Hundreds of Colorado high school students will get a taste of flight this fall: Three nonprofits and Aspen public schools teamed up to offer lessons for all.

Aspen High School is one of more than 160 schools across the country currently teaching AOPA’s High School Aviation STEM Curriculum. In Aspen, the district is taking it one important step beyond the classroom: In an effort to offer practical experience and inspire even more students to pursue jobs in aviation, the Aspen Flight Academy, Aspen Education Foundation, Aspen School District, and the BettyFlies Foundation teamed up to provide a free flight lesson to every Aspen High School student. The Every Student Flies program will share the freedom of flight with 556 aspiring pilots, and is made possible by funds donated to each of the nonprofits. The money raised helps cover the cost of training aircraft, simulators, and any other associated program costs.

Suzanne Pfister, president of the BettyFlies Foundation, believes the Every Student Flies program could make a real difference in the lives of these young students. Pfister’s nonprofit foundation provides opportunities for youth in memory of her mother, Betty Haas Pfister, Aspen’s aviatrix hero and a member of the World War II Women Airforce Service Pilots.
“Betty was a trailblazer in the true sense of the word,” said Pfister. “She was a flight enthusiast who thought ‘outside the box’ in all her endeavors.”

Every student—even those not enrolled in the high school aviation STEM curriculum—will be offered a free flight lesson with an instructor in a Diamond DA40 aircraft. Following the flight lesson, students will be given a tour of the Aspen/Pitkin County Airport’s air traffic control tower, and tours of local businesses on the airfield. Students will also be provided information about how to further pursue opportunities and careers within the aviation industry.

Michael Pearce, a Boeing 777 pilot for American Airlines and president of the Aspen Flight Academy’s board of directors, spearheaded the effort to see every student offered a free flight lesson.

“We are excited to launch this one-of-a-kind program to offer every Aspen High School student the chance to experience flight and learn about careers in aviation,” said Pearce. “Our hope is that other public high schools across the country will be excited about our program and look into doing the same in their communities.”

A 10-year and approximately $11 million agreement between Aspen Flight Academy and Diamond Aircraft CEO Scott McFadzean also helped make this endeavor possible. Two DA40-NG model airplanes will be provided to the academy each year for 10 years, ensuring Aspen High School students will be learning to fly in new, top-of-the-line trainers, with cutting-edge safety components and technology on board.

“Encouraging young talent in aviation is a cause we truly believe in at Diamond Aircraft,” said McFadzean. “Every Student Flies is a powerful initiative that will positively impact many young lives and our industry for years to come.”
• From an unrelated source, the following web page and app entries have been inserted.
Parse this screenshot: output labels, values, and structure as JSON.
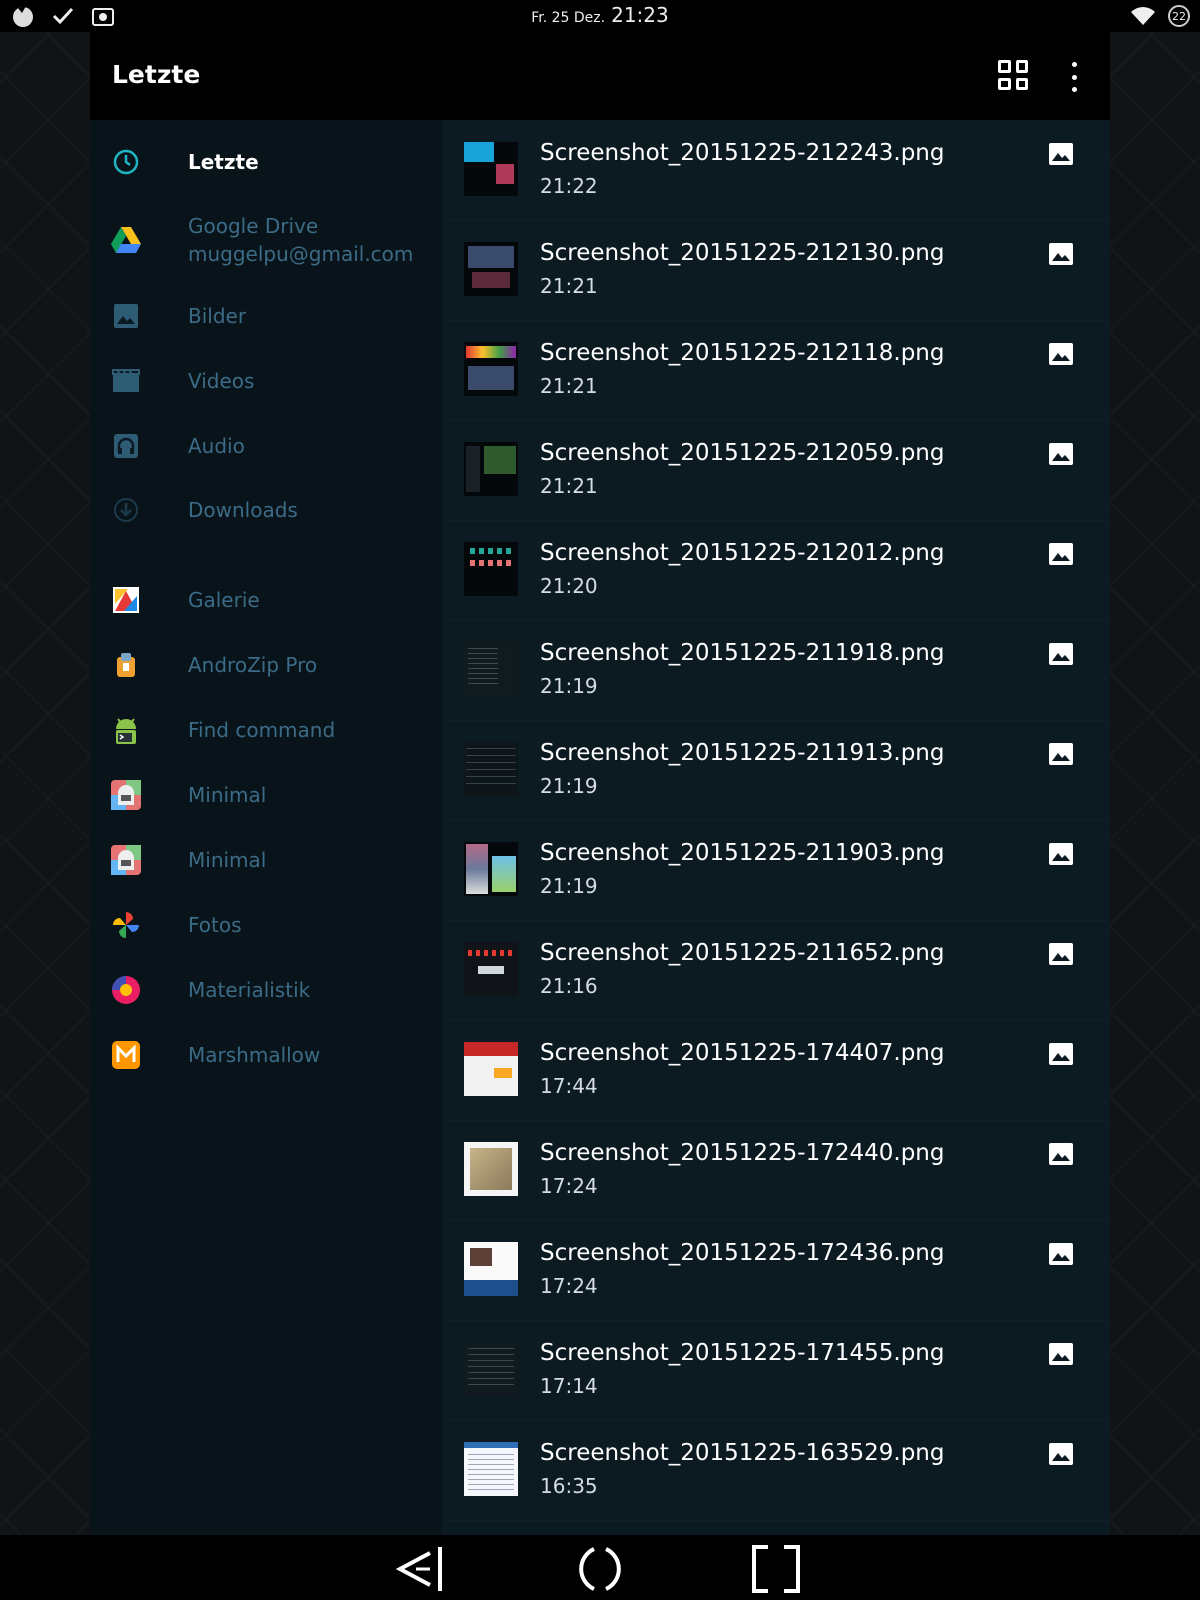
{
  "status_bar": {
    "date": "Fr. 25 Dez.",
    "time": "21:23",
    "badge": "22",
    "icons": [
      "launcher-icon",
      "check-icon",
      "camera-icon",
      "wifi-icon",
      "badge-icon"
    ]
  },
  "app_bar": {
    "title": "Letzte",
    "icons": [
      "grid-view-icon",
      "more-vert-icon"
    ]
  },
  "sidebar": {
    "items": [
      {
        "label": "Letzte",
        "icon": "clock-icon",
        "active": true
      },
      {
        "label": "Google Drive",
        "sub": "muggelpu@gmail.com",
        "icon": "google-drive-icon"
      },
      {
        "label": "Bilder",
        "icon": "image-icon"
      },
      {
        "label": "Videos",
        "icon": "video-icon"
      },
      {
        "label": "Audio",
        "icon": "headphones-icon"
      },
      {
        "label": "Downloads",
        "icon": "download-icon"
      },
      {
        "label": "Galerie",
        "icon": "gallery-icon"
      },
      {
        "label": "AndroZip Pro",
        "icon": "androzip-icon"
      },
      {
        "label": "Find command",
        "icon": "android-terminal-icon"
      },
      {
        "label": "Minimal",
        "icon": "minimal-icon"
      },
      {
        "label": "Minimal",
        "icon": "minimal-icon"
      },
      {
        "label": "Fotos",
        "icon": "photos-icon"
      },
      {
        "label": "Materialistik",
        "icon": "materialistik-icon"
      },
      {
        "label": "Marshmallow",
        "icon": "marshmallow-icon"
      }
    ]
  },
  "files": [
    {
      "name": "Screenshot_20151225-212243.png",
      "time": "21:22"
    },
    {
      "name": "Screenshot_20151225-212130.png",
      "time": "21:21"
    },
    {
      "name": "Screenshot_20151225-212118.png",
      "time": "21:21"
    },
    {
      "name": "Screenshot_20151225-212059.png",
      "time": "21:21"
    },
    {
      "name": "Screenshot_20151225-212012.png",
      "time": "21:20"
    },
    {
      "name": "Screenshot_20151225-211918.png",
      "time": "21:19"
    },
    {
      "name": "Screenshot_20151225-211913.png",
      "time": "21:19"
    },
    {
      "name": "Screenshot_20151225-211903.png",
      "time": "21:19"
    },
    {
      "name": "Screenshot_20151225-211652.png",
      "time": "21:16"
    },
    {
      "name": "Screenshot_20151225-174407.png",
      "time": "17:44"
    },
    {
      "name": "Screenshot_20151225-172440.png",
      "time": "17:24"
    },
    {
      "name": "Screenshot_20151225-172436.png",
      "time": "17:24"
    },
    {
      "name": "Screenshot_20151225-171455.png",
      "time": "17:14"
    },
    {
      "name": "Screenshot_20151225-163529.png",
      "time": "16:35"
    }
  ],
  "nav_bar": {
    "icons": [
      "back-icon",
      "home-icon",
      "recents-icon"
    ]
  },
  "colors": {
    "accent": "#1fb5c4",
    "sidebar_text": "#3b6b86",
    "list_bg": "#0c1a21"
  }
}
Several other leaders will also play a big part in the program’s success: Kate Short, a private pilot with CFI and multiengine instrument ratings, has her hands full. Not only does she teach AOPA’s High School Aviation STEM curriculum at Aspen High School, she is also the director of aviation for the Aspen School District and is managing the Every Student Flies program. Her background in teaching and aviation is ideal.

“This program is unique in that we are able to offer these experiences to public high school students at no cost to their families,” said Short. “In addition to the free flight, we offer three aviation courses at Aspen High School to provide interested students even greater knowledge towards a future career in aviation.”

Short recently reported that the first month of flight lesson slots is already full. Teachers and administrators will also have a chance to experience flying, and 20 have already been up for a lesson.

The You Can Fly program and the Air Safety Institute are funded by charitable donations to the AOPA Foundation, a 501(c)(3) organization. To be a part of the solution, visit